__WORK ORDER__
Without changing a single character, copy every record below.

(Stored dataset items)
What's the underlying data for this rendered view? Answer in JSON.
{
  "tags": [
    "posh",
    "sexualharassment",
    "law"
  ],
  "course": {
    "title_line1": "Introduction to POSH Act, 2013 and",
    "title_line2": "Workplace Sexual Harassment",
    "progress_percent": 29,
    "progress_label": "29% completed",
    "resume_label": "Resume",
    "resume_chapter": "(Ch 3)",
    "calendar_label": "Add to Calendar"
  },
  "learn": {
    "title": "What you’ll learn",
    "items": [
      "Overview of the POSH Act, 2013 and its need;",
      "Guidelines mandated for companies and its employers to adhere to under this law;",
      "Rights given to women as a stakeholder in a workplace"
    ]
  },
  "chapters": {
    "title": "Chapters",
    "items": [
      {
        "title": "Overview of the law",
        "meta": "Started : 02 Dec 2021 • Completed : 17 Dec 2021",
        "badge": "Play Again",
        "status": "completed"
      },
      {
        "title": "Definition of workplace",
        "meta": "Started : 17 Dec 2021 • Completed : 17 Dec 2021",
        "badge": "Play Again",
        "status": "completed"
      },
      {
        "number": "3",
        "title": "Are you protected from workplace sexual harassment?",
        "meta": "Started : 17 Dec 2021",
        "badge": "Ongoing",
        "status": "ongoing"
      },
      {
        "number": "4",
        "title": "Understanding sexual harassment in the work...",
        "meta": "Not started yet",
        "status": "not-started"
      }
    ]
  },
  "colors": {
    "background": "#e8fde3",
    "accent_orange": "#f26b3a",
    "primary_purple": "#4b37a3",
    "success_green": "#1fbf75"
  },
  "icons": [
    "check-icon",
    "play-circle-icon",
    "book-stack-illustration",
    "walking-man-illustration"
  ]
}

__RESULT BELOW__
What's the underlying data for this rendered view? Answer in JSON.
{
  "tags": [
    "posh",
    "sexualharassment",
    "law"
  ],
  "course": {
    "title_line1": "Introduction to POSH Act, 2013 and",
    "title_line2": "Workplace Sexual Harassment",
    "progress_percent": 29,
    "progress_label": "29% completed",
    "resume_label": "Resume",
    "resume_chapter": "(Ch 3)",
    "calendar_label": "Add to Calendar"
  },
  "learn": {
    "title": "What you’ll learn",
    "items": [
      "Overview of the POSH Act, 2013 and its need;",
      "Guidelines mandated for companies and its employers to adhere to under this law;",
      "Rights given to women as a stakeholder in a workplace"
    ]
  },
  "chapters": {
    "title": "Chapters",
    "items": [
      {
        "title": "Overview of the law",
        "meta": "Started : 02 Dec 2021 • Completed : 17 Dec 2021",
        "badge": "Play Again",
        "status": "completed"
      },
      {
        "title": "Definition of workplace",
        "meta": "Started : 17 Dec 2021 • Completed : 17 Dec 2021",
        "badge": "Play Again",
        "status": "completed"
      },
      {
        "number": "3",
        "title": "Are you protected from workplace sexual harassment?",
        "meta": "Started : 17 Dec 2021",
        "badge": "Ongoing",
        "status": "ongoing"
      },
      {
        "number": "4",
        "title": "Understanding sexual harassment in the work...",
        "meta": "Not started yet",
        "status": "not-started"
      }
    ]
  },
  "colors": {
    "background": "#e8fde3",
    "accent_orange": "#f26b3a",
    "primary_purple": "#4b37a3",
    "success_green": "#1fbf75"
  },
  "icons": [
    "check-icon",
    "play-circle-icon",
    "book-stack-illustration",
    "walking-man-illustration"
  ]
}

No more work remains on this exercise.